### Data excerpts:
○ ○ ○ ○ ○ ○ ○

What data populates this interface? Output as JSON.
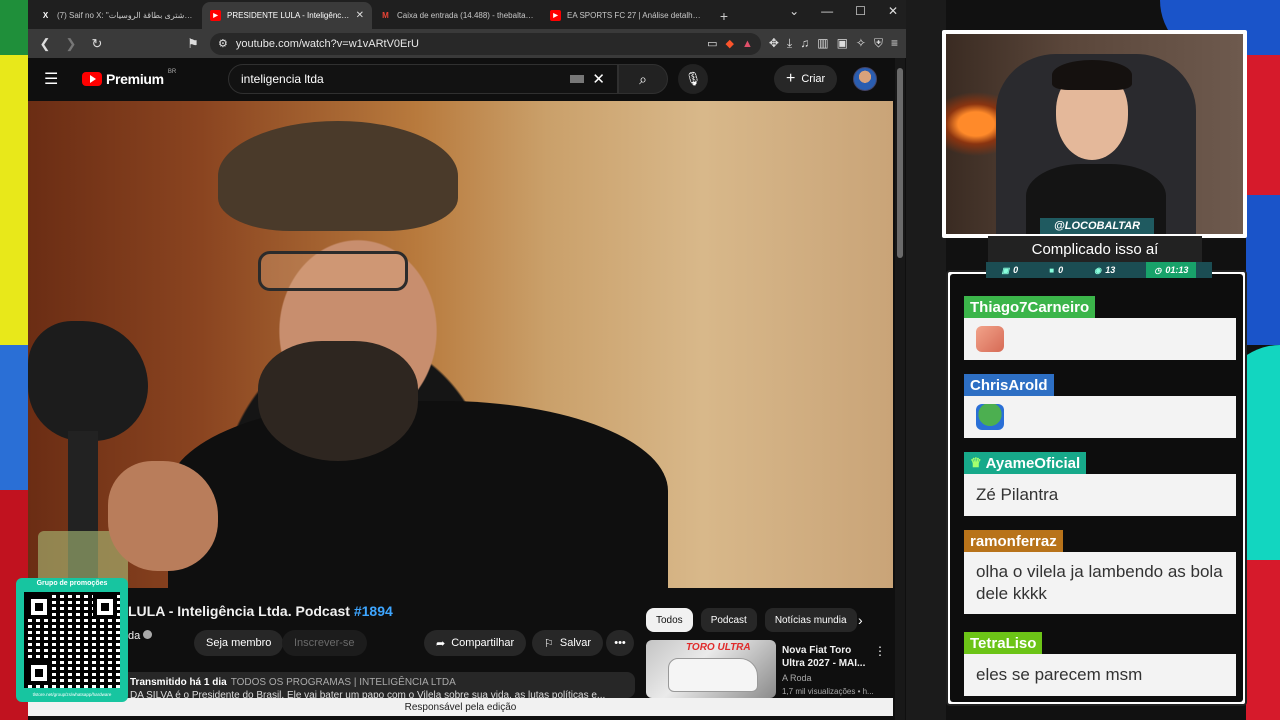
{
  "browser": {
    "tabs": [
      {
        "title": "(7) Saif no X: \"روسي اشترى بطاقة الروسيات",
        "favicon": "X",
        "active": false
      },
      {
        "title": "PRESIDENTE LULA - Inteligência Ltda.",
        "favicon": "▶",
        "active": true
      },
      {
        "title": "Caixa de entrada (14.488) - thebaltar@gm...",
        "favicon": "M",
        "active": false
      },
      {
        "title": "EA SPORTS FC 27 | Análise detalhada da Ca...",
        "favicon": "▶",
        "active": false
      }
    ],
    "url": "youtube.com/watch?v=w1vARtV0ErU"
  },
  "youtube": {
    "logo_word": "Premium",
    "logo_region": "BR",
    "search_value": "inteligencia ltda",
    "create_label": "Criar",
    "video_title_main": "LULA - Inteligência Ltda. Podcast",
    "video_title_hash": "#1894",
    "channel_name": "da",
    "member_label": "Seja membro",
    "subscribe_label": "Inscrever-se",
    "share_label": "Compartilhar",
    "save_label": "Salvar",
    "desc_prefix": "Transmitido há 1 dia",
    "desc_categories": "TODOS OS PROGRAMAS | INTELIGÊNCIA LTDA",
    "desc_line2": "DA SILVA é o Presidente do Brasil. Ele vai bater um papo com o Vilela sobre sua vida, as lutas políticas e...",
    "chips": [
      "Todos",
      "Podcast",
      "Notícias mundia"
    ],
    "rec": {
      "thumb_brand": "TORO ULTRA",
      "title": "Nova Fiat Toro Ultra 2027 - MAI...",
      "channel": "A Roda",
      "meta": "1,7 mil visualizações • h..."
    },
    "status_bar": "Responsável pela edição"
  },
  "qr": {
    "label": "Grupo de promoções",
    "url": "tlstore.net/group/zs/whatsapp/hardware"
  },
  "stream": {
    "streamer": "@LOCOBALTAR",
    "title": "Complicado isso aí",
    "stats": [
      "0",
      "0",
      "13",
      "01:13"
    ]
  },
  "chat": [
    {
      "user": "Thiago7Carneiro",
      "color": "#3bb54a",
      "text": "",
      "emote": "thumb"
    },
    {
      "user": "ChrisArold",
      "color": "#2d6fc4",
      "text": "",
      "emote": "pepe"
    },
    {
      "user": "AyameOficial",
      "color": "#17a98a",
      "text": "Zé Pilantra",
      "badge": true
    },
    {
      "user": "ramonferraz",
      "color": "#b8731a",
      "text": "olha o vilela ja lambendo as bola dele kkkk"
    },
    {
      "user": "TetraLiso",
      "color": "#6cc417",
      "text": "eles se parecem msm"
    }
  ]
}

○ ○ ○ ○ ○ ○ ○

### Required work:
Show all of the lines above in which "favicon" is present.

### Exercise answer:
        "favicon": "X",
        "favicon": "▶",
        "favicon": "M",
        "favicon": "▶",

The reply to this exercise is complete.